* **Task details**: The lines to copy are those in the listing below that contain the word "location".

* **Records supplied**:
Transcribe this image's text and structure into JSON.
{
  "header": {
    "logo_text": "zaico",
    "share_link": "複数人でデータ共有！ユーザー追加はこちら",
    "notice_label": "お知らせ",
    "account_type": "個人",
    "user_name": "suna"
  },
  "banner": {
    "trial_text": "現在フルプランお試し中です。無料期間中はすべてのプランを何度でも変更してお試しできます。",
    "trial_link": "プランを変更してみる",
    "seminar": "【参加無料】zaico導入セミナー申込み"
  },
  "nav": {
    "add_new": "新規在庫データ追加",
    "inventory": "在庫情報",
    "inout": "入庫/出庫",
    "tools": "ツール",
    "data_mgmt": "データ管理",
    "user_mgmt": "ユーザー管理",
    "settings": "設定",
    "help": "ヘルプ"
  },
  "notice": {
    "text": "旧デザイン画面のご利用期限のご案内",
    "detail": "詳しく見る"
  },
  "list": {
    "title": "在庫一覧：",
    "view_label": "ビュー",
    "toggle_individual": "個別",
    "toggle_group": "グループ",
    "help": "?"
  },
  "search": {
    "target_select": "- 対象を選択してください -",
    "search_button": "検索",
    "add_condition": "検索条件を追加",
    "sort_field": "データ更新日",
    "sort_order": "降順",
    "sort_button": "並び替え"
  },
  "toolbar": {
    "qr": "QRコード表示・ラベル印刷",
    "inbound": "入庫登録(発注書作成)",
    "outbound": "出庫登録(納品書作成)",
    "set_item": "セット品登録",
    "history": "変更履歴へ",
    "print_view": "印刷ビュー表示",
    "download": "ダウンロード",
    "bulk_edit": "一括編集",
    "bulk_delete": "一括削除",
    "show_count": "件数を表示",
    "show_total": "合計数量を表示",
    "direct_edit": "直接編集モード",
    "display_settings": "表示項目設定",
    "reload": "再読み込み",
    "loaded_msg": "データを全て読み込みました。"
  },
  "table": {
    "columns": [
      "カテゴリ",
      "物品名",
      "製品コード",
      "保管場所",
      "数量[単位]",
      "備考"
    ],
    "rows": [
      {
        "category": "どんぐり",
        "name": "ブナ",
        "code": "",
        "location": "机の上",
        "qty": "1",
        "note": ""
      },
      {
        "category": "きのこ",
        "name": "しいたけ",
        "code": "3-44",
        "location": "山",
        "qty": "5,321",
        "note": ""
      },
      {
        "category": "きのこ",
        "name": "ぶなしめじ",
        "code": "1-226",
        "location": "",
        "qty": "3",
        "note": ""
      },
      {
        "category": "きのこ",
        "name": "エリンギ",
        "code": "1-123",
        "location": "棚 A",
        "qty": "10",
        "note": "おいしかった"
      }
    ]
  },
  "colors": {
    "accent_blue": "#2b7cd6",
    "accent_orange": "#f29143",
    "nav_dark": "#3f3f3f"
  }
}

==

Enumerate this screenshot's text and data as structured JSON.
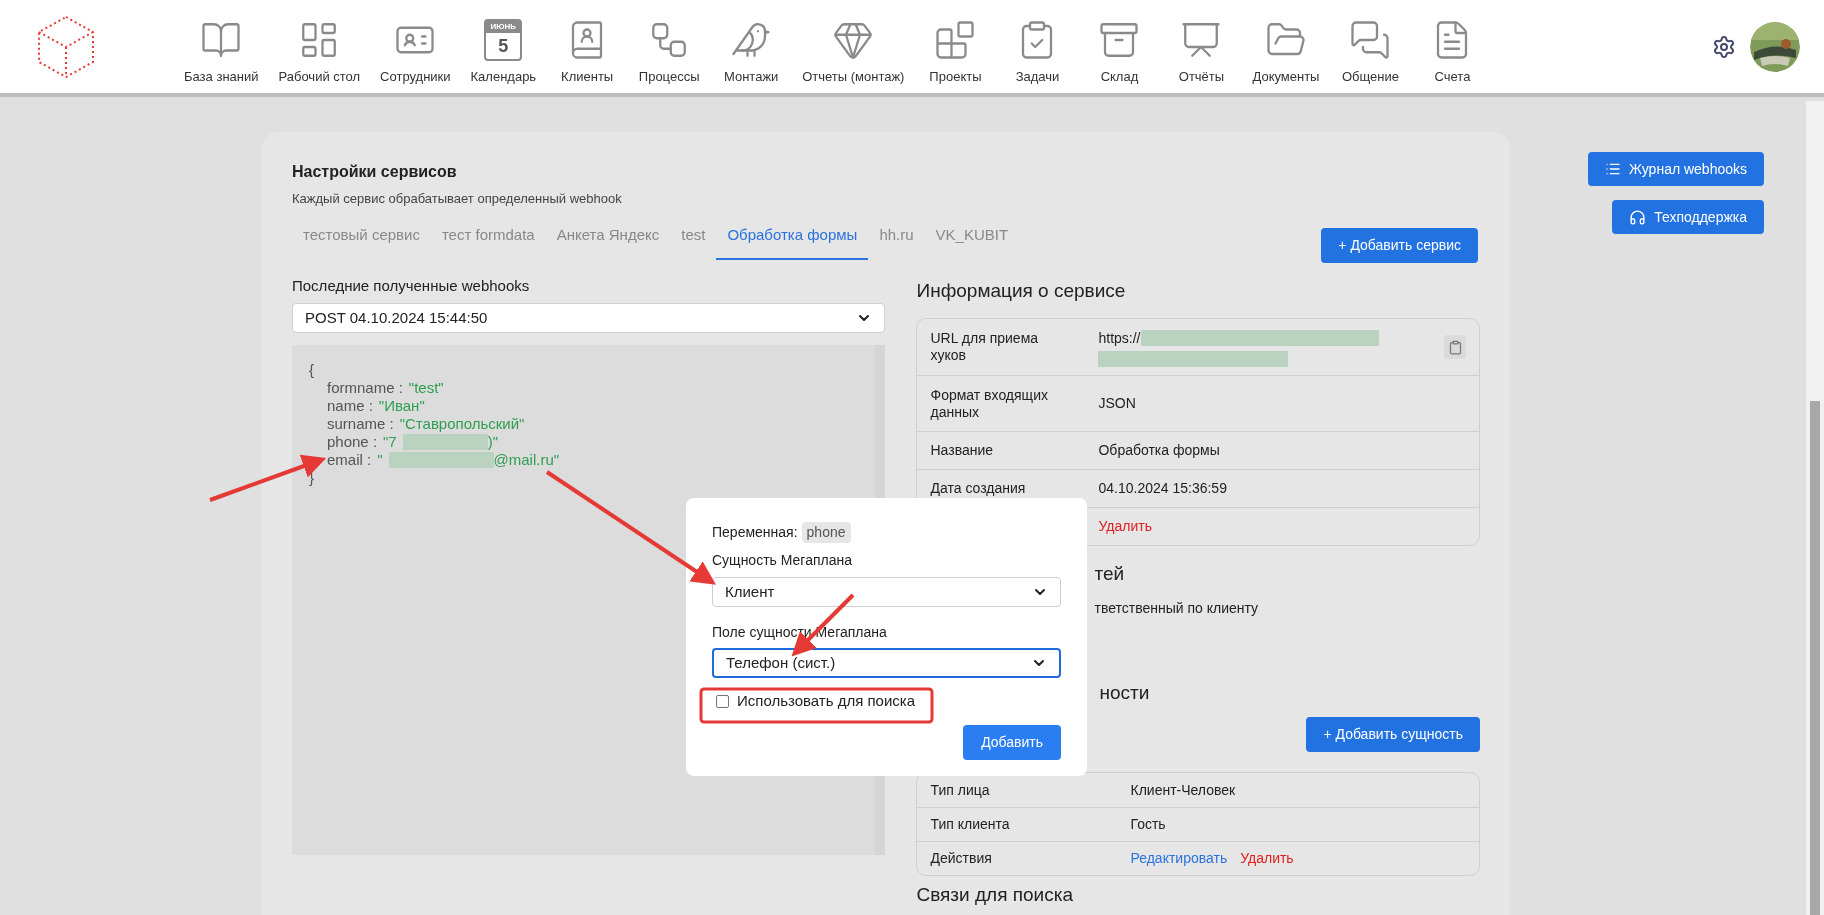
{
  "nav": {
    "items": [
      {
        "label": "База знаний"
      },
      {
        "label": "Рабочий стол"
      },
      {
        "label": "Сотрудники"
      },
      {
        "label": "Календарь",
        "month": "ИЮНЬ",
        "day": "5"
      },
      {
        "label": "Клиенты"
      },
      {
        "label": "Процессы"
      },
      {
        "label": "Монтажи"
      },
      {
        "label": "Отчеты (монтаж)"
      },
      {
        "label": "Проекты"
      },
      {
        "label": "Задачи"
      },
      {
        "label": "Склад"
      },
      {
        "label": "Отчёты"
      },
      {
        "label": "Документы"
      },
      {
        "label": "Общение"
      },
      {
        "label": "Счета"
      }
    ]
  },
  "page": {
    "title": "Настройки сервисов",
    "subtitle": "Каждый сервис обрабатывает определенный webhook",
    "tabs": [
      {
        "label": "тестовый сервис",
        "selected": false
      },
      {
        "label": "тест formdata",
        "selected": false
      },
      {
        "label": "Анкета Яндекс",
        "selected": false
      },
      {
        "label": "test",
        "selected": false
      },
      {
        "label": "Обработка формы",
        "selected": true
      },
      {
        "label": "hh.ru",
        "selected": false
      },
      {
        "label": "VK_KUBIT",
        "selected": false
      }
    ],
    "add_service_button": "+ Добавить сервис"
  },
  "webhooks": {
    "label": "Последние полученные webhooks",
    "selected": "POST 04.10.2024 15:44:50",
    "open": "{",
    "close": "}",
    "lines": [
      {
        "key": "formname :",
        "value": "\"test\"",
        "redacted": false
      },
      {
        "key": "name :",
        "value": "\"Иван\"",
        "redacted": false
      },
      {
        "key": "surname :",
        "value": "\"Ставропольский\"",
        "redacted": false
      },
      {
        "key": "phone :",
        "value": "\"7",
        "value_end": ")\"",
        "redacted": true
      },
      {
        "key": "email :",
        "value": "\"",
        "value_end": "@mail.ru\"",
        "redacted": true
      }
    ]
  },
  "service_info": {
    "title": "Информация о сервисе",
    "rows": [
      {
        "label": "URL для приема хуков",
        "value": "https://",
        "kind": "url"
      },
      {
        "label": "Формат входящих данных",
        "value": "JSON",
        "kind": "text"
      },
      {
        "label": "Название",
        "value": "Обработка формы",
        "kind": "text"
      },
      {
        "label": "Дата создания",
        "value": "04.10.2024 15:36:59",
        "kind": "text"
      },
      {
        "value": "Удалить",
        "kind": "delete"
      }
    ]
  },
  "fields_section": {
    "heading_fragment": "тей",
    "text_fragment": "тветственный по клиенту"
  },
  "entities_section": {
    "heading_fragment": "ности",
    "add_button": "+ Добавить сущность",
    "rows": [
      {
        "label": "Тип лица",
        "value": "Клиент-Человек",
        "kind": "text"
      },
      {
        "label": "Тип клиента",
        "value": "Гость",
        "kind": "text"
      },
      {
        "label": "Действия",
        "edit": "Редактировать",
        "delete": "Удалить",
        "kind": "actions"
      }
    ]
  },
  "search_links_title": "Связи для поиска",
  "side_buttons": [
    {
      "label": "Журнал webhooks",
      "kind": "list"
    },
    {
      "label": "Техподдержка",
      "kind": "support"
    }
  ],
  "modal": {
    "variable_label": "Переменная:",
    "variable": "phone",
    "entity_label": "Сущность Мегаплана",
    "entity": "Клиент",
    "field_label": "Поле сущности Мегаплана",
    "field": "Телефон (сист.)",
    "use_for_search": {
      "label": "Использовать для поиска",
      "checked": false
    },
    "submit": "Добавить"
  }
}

* **Result for this exercise**:
        "location": "机の上",
        "location": "山",
        "location": "",
        "location": "棚 A",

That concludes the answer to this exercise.